PETALING JAYA: Power banks are not allowed to be checked-in on commercial aircraft to avoid the risk of fire in the cargo section, said the Department of Civil Aviation (DCA).
Addressing the confusion over whether to check-in or hand-carry power banks, the DCA said there had been a “known incident of fire break-out in the luggage area due to this battery”.
“So, we have to take preventive measures to avoid such incidents,” said a DCA spokesman in an email response to The Star.
According to the International Air Transport Association (IATA), from a risk perspective, power banks are seen as a power source and therefore, no different from spare lithium batteries, which must be in carry-on baggage.

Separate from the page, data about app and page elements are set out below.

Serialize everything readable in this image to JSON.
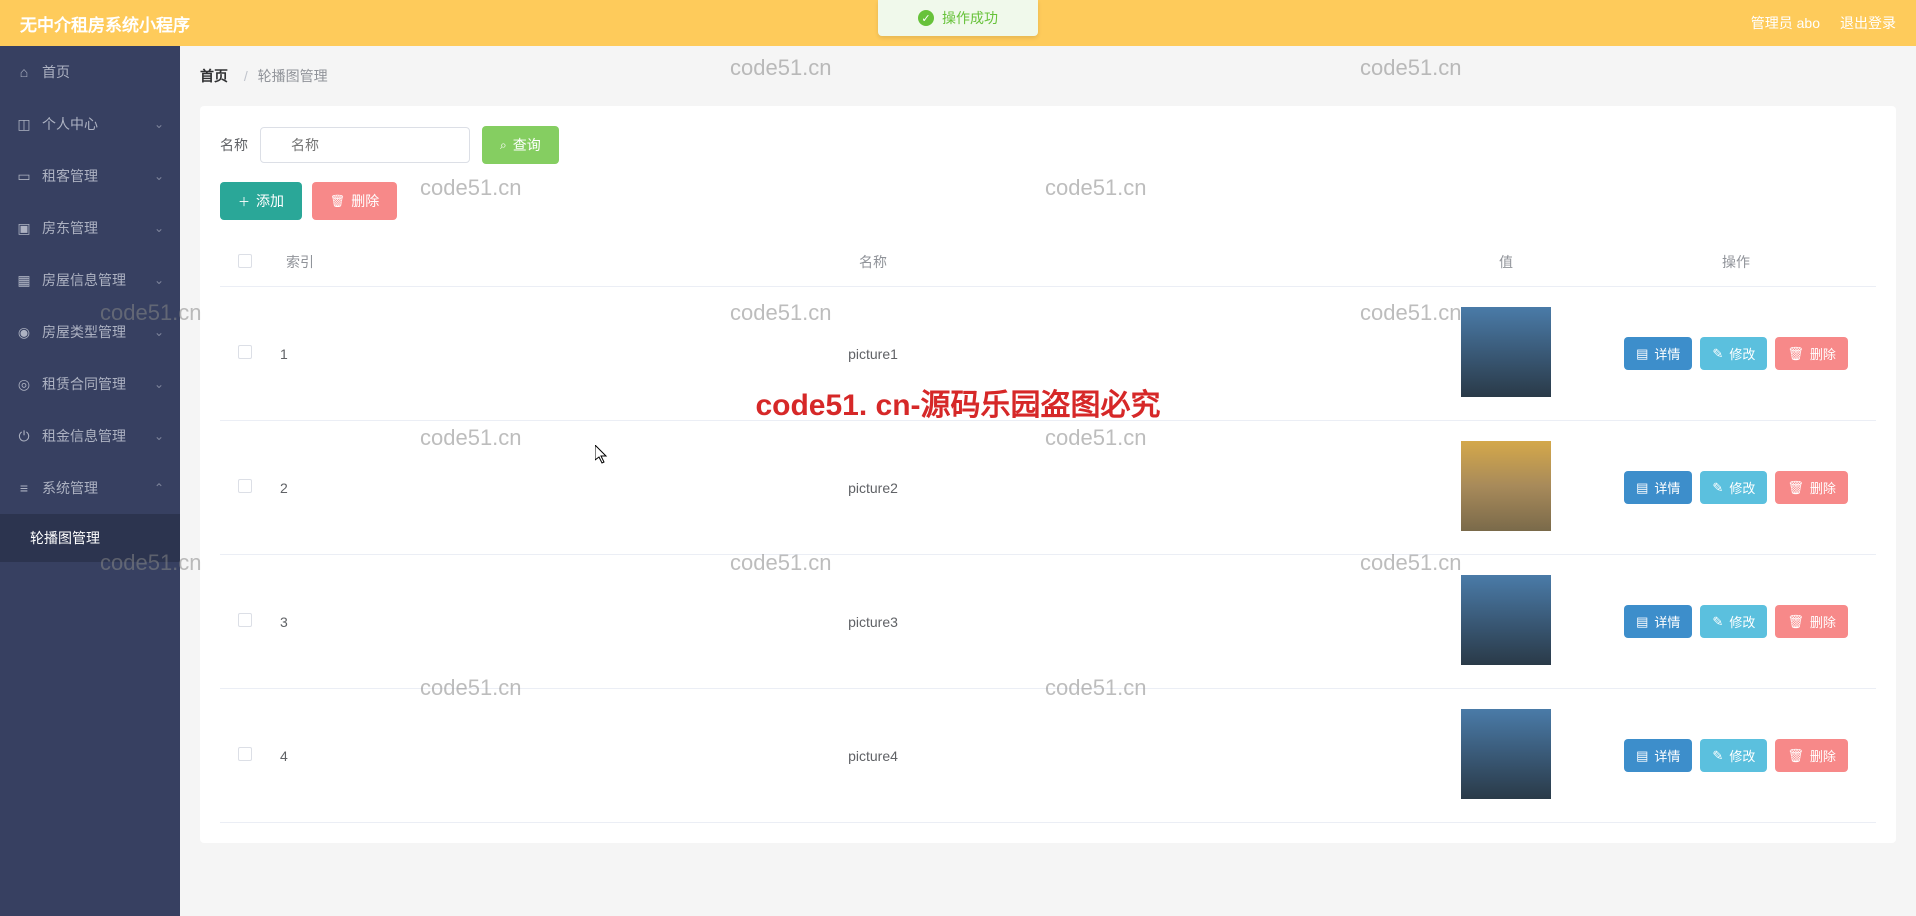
{
  "header": {
    "title": "无中介租房系统小程序",
    "admin_label": "管理员 abo",
    "logout_label": "退出登录"
  },
  "toast": {
    "text": "操作成功"
  },
  "sidebar": {
    "items": [
      {
        "label": "首页",
        "icon": "home",
        "collapsible": false
      },
      {
        "label": "个人中心",
        "icon": "user",
        "collapsible": true
      },
      {
        "label": "租客管理",
        "icon": "laptop",
        "collapsible": true
      },
      {
        "label": "房东管理",
        "icon": "clipboard",
        "collapsible": true
      },
      {
        "label": "房屋信息管理",
        "icon": "grid",
        "collapsible": true
      },
      {
        "label": "房屋类型管理",
        "icon": "person",
        "collapsible": true
      },
      {
        "label": "租赁合同管理",
        "icon": "target",
        "collapsible": true
      },
      {
        "label": "租金信息管理",
        "icon": "power",
        "collapsible": true
      },
      {
        "label": "系统管理",
        "icon": "menu",
        "collapsible": true,
        "expanded": true
      }
    ],
    "subitem": "轮播图管理"
  },
  "breadcrumb": {
    "home": "首页",
    "current": "轮播图管理"
  },
  "search": {
    "label": "名称",
    "placeholder": "名称",
    "query_btn": "查询"
  },
  "actions": {
    "add": "添加",
    "delete": "删除"
  },
  "table": {
    "headers": {
      "index": "索引",
      "name": "名称",
      "value": "值",
      "ops": "操作"
    },
    "ops": {
      "detail": "详情",
      "edit": "修改",
      "delete": "删除"
    },
    "rows": [
      {
        "index": "1",
        "name": "picture1",
        "thumb": "blue"
      },
      {
        "index": "2",
        "name": "picture2",
        "thumb": "alt"
      },
      {
        "index": "3",
        "name": "picture3",
        "thumb": "blue"
      },
      {
        "index": "4",
        "name": "picture4",
        "thumb": "blue"
      }
    ]
  },
  "watermarks": {
    "small": "code51.cn",
    "big": "code51. cn-源码乐园盗图必究"
  }
}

IATA cargo safety and standards assistant director David Brennan said the risk of checking in spare lithium batteries was greater than if the battery was installed in a device such as a tablet or laptop.
He pointed out that cabin crew had specific procedures when dealing with a fire involving lithium batteries.
Brennan said that while the aircraft cargo holds were fitted with a halon fire suppresthsion system, it was far better to have the cabin crew address the problem than having a potential fire in the cargo hold.
Several readers, who flew Malaysia Airlines to Bangkok recently, were told by ground handling staff that their power banks needed to be checked in.
MAS said its safety policy with regards to power banks was in carry-on baggage only.
“Our ground staff would usually ask passengers if they are checking in items such as power banks, and would inform them to carry these in their cabin baggage. There could be a misunderstanding there,” said a spokesman.
Similarly, AirAsia and Malaysia Airports Holdings Berhad confirmed that power banks were listed under cabin baggage item and not for check-in baggage.